Dataset records:
--*--

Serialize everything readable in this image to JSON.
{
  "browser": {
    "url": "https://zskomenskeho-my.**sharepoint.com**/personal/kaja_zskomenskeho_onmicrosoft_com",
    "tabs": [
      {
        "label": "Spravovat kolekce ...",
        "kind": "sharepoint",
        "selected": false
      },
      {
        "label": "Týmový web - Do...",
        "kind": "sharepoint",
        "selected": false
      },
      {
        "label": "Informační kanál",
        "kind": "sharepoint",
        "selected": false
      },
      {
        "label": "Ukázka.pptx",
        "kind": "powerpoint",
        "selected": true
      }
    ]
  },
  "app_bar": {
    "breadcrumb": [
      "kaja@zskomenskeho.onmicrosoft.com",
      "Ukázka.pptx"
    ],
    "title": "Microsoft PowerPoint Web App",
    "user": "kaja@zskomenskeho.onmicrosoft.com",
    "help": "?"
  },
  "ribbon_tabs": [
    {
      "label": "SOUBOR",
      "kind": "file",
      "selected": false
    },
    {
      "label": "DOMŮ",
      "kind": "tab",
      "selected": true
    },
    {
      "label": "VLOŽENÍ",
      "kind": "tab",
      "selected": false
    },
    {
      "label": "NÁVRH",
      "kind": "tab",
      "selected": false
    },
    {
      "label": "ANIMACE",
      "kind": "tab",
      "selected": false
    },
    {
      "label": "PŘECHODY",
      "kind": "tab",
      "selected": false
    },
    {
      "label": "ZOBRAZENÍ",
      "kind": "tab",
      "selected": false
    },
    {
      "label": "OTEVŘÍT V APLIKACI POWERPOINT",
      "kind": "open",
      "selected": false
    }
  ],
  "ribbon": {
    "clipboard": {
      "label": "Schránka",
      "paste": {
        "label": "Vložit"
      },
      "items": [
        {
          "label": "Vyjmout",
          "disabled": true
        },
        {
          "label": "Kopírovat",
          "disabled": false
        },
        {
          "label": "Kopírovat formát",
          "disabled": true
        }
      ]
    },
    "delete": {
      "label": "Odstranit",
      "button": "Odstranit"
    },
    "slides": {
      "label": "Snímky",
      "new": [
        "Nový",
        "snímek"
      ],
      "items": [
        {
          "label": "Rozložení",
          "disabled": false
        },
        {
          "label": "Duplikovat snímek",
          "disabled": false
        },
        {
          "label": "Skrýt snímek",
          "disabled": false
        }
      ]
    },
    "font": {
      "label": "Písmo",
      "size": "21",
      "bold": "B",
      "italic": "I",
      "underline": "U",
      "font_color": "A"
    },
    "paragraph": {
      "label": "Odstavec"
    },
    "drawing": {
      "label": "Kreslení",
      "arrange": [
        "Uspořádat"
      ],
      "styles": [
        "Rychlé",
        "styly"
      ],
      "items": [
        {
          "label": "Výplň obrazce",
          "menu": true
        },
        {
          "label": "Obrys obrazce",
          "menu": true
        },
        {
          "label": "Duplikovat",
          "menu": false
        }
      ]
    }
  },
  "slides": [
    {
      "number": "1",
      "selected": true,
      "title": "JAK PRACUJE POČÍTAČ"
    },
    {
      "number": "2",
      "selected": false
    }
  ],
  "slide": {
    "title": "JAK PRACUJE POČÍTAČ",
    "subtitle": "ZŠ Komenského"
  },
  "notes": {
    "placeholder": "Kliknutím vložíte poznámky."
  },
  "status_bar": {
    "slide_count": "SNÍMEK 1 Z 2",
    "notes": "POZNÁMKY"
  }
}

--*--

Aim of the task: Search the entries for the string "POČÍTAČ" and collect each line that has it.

The completed task:
      "title": "JAK PRACUJE POČÍTAČ"
    "title": "JAK PRACUJE POČÍTAČ",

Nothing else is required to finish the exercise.